My kids are often heard saying these days, “As I have told Mom many times,” or “As Mom well knows, I said…” Well, I have have well known, or been told, 100 times, and that may have once worked, but now, if I do not have it in writing, I won’t be held responsible. I can remember their birth dates, birth weights, time of birth, hours in labor, and their full names. What more do they want? Okay–I mix up the names a lot, but they know who they are. Maybe I should clue them in that I am in perimenopause, and as a result, I cannot remember anything for over 5 seconds, and it is maddening, annoying and frustrating, but….what was I say? I may be a bit more touchy, or emotional, but, again, I am the emotional sort, anyway. It’s just a little more so, now. I’ve lost weight, and I have lost inches around my middle.
There is a lot of money to be made from women who are going through perimenopause, and if someone told us that is could be a cinch for a lot of women, well, there would go those books sales. This is not to diminish the women who do have real, and powerful, symptoms during perimenopause. Rather, it is to validate the reality that some of us make it to menopause easily, and no one is telling us that can be normal, too.
Entering menopause is a rite of passage, and much like getting our periods, and our childbirth experiences, we want to have an interesting story to tell. Those of us who are blessed enough to have an easy time of perimenopause need to speak up more, to let women know that all of the years of dread may lead up to a big, fat, nothing much, and that’s all right, and normal, too. I stand before you to say, loudly, “I am having a easy perimenopause!” It is nothing to be ashamed of, even if we can’t discuss our experiences with HRT at a cocktail party.
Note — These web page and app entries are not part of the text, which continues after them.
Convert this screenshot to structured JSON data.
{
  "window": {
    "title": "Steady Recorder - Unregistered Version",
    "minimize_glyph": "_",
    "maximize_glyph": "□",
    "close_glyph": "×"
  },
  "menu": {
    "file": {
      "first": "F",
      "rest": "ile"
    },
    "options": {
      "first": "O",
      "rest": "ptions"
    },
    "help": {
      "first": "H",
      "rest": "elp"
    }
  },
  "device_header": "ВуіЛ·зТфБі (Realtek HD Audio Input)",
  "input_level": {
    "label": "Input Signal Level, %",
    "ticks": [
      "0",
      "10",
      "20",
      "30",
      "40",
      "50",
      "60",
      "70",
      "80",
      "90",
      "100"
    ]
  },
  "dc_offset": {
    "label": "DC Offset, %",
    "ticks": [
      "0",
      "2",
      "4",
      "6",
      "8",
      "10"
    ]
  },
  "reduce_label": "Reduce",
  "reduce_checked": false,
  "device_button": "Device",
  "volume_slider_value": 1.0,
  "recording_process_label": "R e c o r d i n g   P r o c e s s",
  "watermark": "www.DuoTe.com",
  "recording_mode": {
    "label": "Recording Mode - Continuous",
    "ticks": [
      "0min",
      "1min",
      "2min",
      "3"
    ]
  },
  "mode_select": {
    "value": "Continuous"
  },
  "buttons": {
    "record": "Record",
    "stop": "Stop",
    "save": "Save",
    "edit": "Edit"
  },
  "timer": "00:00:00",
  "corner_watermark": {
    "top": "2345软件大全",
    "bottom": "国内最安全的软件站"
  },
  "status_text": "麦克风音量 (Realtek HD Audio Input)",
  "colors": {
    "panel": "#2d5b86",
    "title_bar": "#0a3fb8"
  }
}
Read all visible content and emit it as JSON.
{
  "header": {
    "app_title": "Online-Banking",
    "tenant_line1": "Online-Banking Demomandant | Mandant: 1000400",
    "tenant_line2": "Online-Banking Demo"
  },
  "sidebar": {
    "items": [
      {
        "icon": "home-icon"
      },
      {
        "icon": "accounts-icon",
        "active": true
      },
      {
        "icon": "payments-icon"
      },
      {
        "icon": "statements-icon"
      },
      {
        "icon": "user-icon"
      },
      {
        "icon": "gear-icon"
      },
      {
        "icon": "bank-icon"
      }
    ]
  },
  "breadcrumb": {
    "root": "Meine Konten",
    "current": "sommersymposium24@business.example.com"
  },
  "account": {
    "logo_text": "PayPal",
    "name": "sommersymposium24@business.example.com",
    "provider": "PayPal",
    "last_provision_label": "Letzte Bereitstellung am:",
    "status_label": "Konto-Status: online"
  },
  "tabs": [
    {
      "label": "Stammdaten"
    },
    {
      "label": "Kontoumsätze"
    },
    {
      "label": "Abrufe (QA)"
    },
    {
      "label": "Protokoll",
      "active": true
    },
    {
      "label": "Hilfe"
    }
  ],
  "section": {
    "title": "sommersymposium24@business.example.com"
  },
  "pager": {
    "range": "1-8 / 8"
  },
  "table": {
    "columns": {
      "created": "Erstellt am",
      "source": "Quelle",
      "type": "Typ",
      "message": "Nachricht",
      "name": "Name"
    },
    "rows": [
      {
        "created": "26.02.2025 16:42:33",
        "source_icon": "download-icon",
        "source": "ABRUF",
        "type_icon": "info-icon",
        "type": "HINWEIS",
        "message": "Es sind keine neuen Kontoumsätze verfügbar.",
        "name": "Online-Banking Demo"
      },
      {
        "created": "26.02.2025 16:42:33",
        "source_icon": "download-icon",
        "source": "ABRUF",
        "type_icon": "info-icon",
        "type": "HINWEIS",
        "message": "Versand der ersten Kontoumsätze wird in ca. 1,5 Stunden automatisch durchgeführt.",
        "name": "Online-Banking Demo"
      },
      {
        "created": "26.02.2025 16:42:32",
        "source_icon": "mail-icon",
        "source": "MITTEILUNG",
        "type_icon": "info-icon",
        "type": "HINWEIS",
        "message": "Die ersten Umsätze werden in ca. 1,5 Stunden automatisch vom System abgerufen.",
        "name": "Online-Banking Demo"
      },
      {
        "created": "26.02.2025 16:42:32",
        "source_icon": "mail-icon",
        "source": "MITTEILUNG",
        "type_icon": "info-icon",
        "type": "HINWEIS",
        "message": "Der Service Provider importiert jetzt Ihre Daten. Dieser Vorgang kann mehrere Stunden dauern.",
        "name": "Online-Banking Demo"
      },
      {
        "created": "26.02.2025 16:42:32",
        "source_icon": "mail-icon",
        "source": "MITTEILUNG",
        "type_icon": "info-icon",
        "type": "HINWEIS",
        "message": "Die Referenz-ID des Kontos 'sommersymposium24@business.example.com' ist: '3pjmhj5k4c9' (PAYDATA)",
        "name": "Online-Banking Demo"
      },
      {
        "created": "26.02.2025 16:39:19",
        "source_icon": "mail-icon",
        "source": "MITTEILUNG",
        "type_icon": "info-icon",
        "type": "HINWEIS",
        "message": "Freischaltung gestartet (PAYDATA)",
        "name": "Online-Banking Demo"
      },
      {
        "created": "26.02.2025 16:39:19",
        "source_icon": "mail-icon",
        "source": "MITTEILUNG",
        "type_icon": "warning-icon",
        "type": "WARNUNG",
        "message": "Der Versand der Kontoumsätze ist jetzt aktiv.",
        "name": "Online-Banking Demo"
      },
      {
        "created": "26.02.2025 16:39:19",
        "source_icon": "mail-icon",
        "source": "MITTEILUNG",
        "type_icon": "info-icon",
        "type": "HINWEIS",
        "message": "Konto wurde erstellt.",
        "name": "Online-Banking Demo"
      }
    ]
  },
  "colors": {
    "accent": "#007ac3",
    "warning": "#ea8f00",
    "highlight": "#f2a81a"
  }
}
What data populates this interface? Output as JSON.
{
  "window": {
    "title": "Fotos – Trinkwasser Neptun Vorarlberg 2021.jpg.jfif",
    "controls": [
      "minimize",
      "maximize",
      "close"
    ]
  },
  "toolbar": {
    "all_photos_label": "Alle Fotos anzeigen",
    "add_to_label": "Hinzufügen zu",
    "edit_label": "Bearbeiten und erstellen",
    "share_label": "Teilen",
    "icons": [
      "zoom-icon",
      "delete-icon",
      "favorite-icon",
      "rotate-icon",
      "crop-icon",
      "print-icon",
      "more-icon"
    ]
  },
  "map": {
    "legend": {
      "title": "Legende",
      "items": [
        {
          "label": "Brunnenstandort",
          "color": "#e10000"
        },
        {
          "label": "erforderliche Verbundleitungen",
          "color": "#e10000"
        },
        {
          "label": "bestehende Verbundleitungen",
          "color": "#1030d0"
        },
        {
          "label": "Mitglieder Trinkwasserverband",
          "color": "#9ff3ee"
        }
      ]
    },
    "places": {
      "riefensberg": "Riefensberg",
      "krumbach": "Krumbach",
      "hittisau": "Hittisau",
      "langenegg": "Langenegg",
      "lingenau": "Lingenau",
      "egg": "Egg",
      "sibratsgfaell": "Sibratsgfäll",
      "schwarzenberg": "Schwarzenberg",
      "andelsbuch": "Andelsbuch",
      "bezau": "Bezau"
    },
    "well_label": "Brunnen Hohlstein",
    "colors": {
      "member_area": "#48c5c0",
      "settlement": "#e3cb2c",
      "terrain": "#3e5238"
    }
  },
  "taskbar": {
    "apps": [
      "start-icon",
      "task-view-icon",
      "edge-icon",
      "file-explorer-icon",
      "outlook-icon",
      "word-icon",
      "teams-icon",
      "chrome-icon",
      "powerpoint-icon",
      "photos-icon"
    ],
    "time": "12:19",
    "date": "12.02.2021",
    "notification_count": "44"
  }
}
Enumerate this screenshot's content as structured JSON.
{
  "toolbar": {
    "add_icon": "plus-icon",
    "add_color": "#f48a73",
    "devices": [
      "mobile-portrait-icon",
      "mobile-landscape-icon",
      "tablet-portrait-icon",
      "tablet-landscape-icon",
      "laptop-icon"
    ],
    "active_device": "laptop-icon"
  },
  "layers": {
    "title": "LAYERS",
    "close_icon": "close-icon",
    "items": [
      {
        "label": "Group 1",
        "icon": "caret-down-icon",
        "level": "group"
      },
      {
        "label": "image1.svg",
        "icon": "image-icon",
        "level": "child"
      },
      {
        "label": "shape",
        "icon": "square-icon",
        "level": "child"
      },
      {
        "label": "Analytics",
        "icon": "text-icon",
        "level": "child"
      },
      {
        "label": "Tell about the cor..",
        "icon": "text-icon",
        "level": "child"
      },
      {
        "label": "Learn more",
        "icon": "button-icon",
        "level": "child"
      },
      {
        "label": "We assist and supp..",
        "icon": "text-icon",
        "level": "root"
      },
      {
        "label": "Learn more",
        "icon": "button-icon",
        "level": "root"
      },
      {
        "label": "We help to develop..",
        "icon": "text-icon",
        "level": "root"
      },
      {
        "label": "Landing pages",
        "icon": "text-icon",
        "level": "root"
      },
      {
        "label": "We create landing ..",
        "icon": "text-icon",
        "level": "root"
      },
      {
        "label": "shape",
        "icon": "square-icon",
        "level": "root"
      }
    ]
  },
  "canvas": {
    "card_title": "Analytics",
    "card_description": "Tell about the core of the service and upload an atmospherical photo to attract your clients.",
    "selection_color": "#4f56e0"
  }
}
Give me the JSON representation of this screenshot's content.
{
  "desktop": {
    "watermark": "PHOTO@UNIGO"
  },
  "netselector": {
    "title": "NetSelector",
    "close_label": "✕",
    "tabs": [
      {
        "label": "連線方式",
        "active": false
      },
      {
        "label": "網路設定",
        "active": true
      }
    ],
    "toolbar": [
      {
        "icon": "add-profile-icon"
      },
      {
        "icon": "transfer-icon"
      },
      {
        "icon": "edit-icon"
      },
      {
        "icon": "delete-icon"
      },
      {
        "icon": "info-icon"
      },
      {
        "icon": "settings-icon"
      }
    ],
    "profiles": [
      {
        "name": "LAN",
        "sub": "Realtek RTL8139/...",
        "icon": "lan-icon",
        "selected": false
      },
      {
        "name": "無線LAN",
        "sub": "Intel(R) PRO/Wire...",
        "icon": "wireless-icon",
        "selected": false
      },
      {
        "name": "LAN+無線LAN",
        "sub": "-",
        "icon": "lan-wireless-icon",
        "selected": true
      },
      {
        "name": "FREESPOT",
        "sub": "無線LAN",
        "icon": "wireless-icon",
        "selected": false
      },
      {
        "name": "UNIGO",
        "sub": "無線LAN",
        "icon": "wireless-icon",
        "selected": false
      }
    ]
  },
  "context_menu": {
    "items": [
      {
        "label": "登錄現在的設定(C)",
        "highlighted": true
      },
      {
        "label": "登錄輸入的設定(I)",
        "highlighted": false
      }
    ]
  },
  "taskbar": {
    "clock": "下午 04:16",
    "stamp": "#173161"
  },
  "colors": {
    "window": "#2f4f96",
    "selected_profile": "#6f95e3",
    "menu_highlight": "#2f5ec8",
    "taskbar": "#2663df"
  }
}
We easy menopauser’s need to step out of the closet, so those who are still in, can come out, too.
Authors: Nelson HD, Haney E, Humphrey L, Miller J, Nedrow A, Nicolaidis C, Vesco K, Walker M, Bougatsos C, Nygren P.
Management of Menopause-Related Symptoms